  • ‘Stepping stones’: “One regular participant will be leaving our group soon to take on a temporary full-time position. She wanted to thank us for our help and says that, without the work shops, she doesn’t feel she would have been able to apply and secure this position, her first for some time.”

More themes

More Themes…

  • Improvements: “One participant said today that coming here has been a life-changing experience for her. Whereas before, she hardly went out and had very little confidence, now she really enjoys coming here every week, has started writing poetry and attending other arts and craft sessions locally. This is something we are seeing quite often with people who attend regularly.”

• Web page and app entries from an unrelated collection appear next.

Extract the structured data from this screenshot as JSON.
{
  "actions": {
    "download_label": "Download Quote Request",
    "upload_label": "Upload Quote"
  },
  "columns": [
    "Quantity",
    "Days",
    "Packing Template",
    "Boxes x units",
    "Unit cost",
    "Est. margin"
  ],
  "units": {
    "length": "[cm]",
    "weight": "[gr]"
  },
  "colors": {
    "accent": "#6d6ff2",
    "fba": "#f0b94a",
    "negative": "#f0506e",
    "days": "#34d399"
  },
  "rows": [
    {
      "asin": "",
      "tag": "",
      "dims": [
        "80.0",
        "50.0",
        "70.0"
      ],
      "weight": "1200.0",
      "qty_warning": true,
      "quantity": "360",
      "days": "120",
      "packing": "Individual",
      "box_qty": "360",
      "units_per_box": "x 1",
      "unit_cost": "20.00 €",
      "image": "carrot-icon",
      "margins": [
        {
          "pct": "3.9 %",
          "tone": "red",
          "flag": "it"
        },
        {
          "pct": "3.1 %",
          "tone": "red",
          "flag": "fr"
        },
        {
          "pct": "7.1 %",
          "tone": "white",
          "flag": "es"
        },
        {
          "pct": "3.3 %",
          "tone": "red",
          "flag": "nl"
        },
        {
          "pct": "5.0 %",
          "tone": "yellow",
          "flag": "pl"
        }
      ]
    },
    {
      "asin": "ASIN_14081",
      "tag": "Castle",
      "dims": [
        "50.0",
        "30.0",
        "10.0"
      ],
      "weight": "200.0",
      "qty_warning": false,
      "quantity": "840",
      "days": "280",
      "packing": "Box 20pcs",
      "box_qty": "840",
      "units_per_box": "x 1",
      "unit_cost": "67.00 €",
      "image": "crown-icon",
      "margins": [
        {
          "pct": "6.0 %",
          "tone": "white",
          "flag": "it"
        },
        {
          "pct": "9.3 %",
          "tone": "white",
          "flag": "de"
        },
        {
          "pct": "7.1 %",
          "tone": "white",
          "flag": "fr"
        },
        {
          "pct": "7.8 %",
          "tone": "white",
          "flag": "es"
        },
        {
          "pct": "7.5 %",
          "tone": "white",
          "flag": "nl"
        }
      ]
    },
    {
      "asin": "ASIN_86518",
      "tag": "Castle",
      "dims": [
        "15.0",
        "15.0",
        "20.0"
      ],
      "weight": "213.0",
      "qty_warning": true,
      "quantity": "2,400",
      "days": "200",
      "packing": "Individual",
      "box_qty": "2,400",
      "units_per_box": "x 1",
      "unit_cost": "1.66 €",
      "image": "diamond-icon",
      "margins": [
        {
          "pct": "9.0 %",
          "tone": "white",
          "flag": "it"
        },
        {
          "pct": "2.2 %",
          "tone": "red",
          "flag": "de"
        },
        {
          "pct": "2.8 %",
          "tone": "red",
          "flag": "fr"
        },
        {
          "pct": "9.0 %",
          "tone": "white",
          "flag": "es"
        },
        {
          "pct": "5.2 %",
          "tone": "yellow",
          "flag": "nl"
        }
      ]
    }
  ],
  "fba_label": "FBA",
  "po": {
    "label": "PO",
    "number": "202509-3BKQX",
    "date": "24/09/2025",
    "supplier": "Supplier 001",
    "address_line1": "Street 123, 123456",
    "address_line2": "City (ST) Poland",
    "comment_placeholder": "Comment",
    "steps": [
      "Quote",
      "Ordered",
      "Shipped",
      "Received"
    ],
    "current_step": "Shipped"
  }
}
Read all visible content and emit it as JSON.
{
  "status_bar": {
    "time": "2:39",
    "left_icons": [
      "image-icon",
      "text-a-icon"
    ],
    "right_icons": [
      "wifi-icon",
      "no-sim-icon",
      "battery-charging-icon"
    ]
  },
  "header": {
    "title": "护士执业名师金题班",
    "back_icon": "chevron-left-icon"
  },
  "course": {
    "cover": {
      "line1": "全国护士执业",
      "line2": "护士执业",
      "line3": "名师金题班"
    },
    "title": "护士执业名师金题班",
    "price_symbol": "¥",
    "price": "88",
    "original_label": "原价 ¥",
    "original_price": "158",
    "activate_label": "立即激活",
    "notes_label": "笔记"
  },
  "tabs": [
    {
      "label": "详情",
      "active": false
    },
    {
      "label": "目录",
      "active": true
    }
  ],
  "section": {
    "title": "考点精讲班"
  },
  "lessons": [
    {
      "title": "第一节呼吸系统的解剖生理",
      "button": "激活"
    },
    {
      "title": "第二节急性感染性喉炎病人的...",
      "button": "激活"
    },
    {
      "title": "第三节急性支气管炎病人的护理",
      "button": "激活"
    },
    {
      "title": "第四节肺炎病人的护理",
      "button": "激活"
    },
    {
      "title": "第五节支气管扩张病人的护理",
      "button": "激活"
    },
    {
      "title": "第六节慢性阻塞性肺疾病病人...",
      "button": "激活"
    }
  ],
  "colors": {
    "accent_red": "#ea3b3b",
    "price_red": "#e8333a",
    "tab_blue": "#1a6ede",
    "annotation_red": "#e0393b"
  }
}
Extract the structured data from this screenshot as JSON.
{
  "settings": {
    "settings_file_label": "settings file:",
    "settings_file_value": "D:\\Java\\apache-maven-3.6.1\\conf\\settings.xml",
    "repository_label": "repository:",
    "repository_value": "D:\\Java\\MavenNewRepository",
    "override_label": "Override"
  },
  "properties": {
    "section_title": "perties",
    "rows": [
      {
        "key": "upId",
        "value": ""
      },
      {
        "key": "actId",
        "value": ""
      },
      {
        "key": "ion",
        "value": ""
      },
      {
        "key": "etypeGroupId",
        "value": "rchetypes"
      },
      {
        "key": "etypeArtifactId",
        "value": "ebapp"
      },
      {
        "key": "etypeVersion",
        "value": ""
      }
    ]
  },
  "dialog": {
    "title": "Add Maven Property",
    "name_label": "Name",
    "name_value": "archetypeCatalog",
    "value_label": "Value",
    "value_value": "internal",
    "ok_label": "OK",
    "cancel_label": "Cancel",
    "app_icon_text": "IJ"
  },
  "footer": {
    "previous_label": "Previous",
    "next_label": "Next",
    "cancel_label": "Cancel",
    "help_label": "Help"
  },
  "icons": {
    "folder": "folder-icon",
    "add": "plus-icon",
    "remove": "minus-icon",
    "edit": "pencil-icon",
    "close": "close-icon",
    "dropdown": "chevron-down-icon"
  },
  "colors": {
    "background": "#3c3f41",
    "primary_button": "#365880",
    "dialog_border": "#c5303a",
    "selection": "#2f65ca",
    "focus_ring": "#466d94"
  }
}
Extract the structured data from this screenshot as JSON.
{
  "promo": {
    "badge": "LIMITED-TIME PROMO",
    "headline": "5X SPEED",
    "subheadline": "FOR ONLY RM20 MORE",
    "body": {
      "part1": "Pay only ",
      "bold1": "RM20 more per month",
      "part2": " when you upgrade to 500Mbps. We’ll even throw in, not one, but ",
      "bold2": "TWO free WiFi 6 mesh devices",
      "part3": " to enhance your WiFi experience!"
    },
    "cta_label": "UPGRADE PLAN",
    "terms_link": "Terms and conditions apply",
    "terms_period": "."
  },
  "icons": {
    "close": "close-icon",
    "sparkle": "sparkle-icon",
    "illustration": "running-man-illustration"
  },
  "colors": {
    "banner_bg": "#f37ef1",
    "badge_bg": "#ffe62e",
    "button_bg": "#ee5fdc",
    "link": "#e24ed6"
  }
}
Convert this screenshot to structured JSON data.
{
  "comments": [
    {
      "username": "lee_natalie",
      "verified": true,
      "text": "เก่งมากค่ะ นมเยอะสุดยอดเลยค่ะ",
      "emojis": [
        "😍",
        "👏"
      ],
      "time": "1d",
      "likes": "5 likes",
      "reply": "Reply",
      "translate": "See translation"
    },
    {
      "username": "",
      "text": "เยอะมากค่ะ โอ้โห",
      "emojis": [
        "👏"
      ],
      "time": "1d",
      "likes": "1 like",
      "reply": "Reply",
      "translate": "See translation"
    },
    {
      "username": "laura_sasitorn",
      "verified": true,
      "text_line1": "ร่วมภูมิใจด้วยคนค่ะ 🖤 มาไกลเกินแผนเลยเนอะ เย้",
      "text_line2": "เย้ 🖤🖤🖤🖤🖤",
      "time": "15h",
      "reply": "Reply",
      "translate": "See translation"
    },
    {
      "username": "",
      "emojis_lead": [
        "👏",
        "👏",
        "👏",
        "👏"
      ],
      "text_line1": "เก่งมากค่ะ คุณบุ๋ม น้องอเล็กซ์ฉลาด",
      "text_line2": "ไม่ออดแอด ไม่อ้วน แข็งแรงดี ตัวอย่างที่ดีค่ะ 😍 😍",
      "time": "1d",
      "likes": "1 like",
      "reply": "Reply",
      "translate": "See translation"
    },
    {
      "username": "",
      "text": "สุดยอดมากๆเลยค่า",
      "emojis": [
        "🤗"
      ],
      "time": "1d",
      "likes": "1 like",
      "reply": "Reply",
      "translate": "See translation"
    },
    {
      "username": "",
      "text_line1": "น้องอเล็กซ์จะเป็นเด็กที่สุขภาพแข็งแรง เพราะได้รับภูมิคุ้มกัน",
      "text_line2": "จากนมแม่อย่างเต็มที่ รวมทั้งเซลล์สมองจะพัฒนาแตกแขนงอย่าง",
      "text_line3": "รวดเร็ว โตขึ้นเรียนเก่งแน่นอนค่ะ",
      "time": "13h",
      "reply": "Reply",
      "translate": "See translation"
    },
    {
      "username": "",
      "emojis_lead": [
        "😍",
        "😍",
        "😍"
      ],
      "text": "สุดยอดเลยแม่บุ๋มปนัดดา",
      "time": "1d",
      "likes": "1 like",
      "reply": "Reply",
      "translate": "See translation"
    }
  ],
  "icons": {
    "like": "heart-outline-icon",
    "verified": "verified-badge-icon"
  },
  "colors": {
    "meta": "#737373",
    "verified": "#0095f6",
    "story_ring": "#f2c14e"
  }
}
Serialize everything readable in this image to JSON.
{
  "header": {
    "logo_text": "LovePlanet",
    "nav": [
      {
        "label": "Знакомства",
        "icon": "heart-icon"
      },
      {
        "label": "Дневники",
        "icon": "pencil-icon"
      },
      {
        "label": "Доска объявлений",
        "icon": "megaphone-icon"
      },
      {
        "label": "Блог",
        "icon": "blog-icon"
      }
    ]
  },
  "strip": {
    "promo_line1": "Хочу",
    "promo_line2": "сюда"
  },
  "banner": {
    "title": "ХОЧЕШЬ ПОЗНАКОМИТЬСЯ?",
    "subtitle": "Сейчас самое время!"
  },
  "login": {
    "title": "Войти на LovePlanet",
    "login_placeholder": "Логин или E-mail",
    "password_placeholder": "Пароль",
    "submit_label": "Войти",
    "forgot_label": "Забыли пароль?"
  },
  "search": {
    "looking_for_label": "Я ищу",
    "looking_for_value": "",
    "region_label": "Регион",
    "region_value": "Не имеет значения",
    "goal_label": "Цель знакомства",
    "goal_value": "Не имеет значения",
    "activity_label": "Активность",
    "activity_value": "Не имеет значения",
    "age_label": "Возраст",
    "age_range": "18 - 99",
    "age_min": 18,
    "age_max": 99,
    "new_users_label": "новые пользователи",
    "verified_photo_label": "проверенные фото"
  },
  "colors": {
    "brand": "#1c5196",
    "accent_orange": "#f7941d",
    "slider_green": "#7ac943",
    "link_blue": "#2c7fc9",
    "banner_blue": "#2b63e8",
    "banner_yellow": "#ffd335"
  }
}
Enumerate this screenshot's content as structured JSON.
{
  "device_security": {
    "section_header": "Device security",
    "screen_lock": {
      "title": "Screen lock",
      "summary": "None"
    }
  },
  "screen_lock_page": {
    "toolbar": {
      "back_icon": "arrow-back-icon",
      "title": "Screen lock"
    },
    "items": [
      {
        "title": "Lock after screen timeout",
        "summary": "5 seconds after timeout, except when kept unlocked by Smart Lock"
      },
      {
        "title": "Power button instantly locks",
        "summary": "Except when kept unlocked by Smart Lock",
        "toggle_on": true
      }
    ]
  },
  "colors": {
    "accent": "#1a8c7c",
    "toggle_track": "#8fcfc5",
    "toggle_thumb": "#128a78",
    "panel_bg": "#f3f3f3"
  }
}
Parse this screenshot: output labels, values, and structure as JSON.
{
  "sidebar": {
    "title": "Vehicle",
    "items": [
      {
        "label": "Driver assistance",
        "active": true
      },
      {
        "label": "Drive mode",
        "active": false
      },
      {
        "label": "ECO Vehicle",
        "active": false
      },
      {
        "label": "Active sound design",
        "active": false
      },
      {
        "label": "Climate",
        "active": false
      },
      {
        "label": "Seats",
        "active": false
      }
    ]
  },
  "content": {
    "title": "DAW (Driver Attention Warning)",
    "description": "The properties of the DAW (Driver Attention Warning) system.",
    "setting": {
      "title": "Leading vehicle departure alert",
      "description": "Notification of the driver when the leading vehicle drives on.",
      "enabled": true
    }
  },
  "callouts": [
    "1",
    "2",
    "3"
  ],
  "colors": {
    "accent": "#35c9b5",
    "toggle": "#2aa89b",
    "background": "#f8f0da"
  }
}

  • Community Building: “The group seems to have formed now with a core of regular attendees, others who come and go and some who stay for one or a few weeks and never return. Others have found employment or are attending other groups, but still return to visit when possible which is always a joy and gives everyone a chance to catch up.” and

  • Skills-building: “It has struck me how much more independently people are working. One participant sorted out the refreshments as I was busy elsewhere. Over the past four weeks, participants have learned the basic…techniques and subsequently now have the knowledge to carry out all the processes.”

Additional quotes

Additional Quotes

“It has been truly impressive. It has got me out of the house, interested in life and trying to do new things. I have met and spoken to new people and started to want to enjoy life instead of just trying to cope.”

“I only had a chance to attend a couple of sessions but I was so proud of what I achieved when I tried basket weaving for the first time. Everyone was so friendly and welcoming.”

“I loved learning different styles of art. It has a lovely atmosphere in the classes. I haven’t got a favourite. I enjoyed everything.”

“I’ve only been coming…a short time. I’m really enjoying it. There’s such a variety of things to do. People are lovely and friendly. There’s always something new to learn. also lots of tea and chat.”

“I’ve enjoyed being creative and learning new things at a time I thought I couldn’t be.”

“I’ve enjoyed trying out different crafts, particularly screen printing, pottery and willow weaving. It’s been great meeting other people and making new friends.”



With thanks for funding the evaluation:

Transcription and analysis support from Anya Biggins and George Cottee, Research Assistants, NTU

  • Login